Earlier studies that focused on individual candidate genes helped establish a focus on mutations in the filaggrin gene (FLG) as the pre-eminent atopic dermatitis risk factor, write Lianghua Bin, M.D., Ph.D., and Donald Y. M. Leung, M.D., Ph.D., of the National Jewish Health in Denver.
The present review, published in a 2016 issue of the journal Allergy, Asthma and Clinical Immunology, corroborates the 2009 Barnes review focus on skin barrier genes and immune response genes. It includes genetics and epigenetics studies on atopic dermatitis that were published between 2009 and 2016.
A PubMed search yielded 19 candidate gene association studies (65 genes; with more than half having at least one positive association) and 13 genome-wide association studies (GWAS) in atopic dermatitis. Along with identifying additional associations and risk loci, Bin and Leung highlight how advances in genetic research have begun to illuminate the roles these defects play in the development of atopic dermatitis.
Among skin barrier genes, FLG is the most significant risk factor for atopic dermatitis pathogenesis, and two of its known mutations — R501X and 2282del4 — have shown the strongest association for atopic dermatitis in Caucasians (18% and 48% of moderate to severe AD, respectively).4
Among environmental factors, recent research shows that phthalate metabolite levels are significantly associated with increased atopic dermatitis risk, and that children with FLG P478S mutations experience increased skin absorption of phthalate.
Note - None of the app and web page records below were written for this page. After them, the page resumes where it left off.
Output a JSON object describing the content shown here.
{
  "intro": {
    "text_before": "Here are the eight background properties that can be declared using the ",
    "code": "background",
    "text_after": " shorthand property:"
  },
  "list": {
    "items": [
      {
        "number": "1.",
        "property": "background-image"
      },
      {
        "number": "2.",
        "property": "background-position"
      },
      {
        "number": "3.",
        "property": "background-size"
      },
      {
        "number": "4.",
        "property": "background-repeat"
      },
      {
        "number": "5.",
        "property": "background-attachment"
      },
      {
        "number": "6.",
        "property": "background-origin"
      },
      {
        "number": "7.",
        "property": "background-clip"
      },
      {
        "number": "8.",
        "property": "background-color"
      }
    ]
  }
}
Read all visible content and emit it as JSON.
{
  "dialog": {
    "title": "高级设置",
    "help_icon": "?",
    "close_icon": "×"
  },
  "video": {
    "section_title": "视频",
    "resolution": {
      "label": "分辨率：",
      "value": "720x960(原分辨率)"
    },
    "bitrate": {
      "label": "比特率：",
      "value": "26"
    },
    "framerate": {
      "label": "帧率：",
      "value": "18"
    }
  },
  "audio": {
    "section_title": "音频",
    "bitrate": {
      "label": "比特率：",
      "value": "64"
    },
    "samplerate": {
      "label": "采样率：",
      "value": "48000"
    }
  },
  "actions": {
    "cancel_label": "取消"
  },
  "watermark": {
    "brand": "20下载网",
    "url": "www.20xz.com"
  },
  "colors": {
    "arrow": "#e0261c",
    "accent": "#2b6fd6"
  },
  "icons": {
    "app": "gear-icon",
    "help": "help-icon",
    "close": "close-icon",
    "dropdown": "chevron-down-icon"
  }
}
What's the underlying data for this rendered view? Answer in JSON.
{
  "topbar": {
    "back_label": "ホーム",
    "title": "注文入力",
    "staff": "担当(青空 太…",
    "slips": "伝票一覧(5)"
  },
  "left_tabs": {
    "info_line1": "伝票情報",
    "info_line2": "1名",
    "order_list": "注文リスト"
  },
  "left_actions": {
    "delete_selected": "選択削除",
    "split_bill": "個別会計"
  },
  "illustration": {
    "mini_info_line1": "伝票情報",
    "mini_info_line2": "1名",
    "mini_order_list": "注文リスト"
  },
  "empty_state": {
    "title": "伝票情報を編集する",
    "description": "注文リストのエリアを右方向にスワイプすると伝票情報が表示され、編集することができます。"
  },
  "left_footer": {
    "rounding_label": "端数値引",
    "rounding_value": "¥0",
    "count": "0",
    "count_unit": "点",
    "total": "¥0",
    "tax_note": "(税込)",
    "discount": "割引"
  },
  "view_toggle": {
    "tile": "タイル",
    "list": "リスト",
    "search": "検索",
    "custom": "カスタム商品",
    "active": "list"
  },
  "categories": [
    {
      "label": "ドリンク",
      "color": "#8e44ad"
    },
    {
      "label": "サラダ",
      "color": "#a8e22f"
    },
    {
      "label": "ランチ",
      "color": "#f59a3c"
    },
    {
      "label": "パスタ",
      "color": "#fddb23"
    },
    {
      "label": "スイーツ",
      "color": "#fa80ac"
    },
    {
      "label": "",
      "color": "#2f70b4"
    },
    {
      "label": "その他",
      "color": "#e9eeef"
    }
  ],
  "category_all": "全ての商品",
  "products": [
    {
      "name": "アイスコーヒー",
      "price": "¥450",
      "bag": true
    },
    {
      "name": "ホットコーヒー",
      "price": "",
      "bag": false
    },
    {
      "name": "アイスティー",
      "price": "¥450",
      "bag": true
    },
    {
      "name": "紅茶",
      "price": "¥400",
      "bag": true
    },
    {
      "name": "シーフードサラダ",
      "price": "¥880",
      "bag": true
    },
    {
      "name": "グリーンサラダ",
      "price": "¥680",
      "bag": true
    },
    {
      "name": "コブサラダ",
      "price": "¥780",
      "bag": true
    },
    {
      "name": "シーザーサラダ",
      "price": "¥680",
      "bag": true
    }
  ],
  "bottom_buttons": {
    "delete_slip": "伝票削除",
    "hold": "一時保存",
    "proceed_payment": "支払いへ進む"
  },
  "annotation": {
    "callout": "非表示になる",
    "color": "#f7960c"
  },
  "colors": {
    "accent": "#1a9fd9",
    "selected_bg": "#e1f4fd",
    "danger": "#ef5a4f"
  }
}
Maternal FMG mutations, independent of mutation inheritance, also can act as strong environmental risk factors, the authors say.
Additional research implicates genes that impair formation of tight junctions within the epidermal granular layer. For example, owing to Th2 cytokines and genetic variants, expression of claudin-1/CLDN1 is reduced in AD-affected skin. Several studies also highlight the role of defects in the serine protease inhibitor of Kazal type 5 (SPINK5) gene, a crucial protease inhibitor for epidermal homeostasis.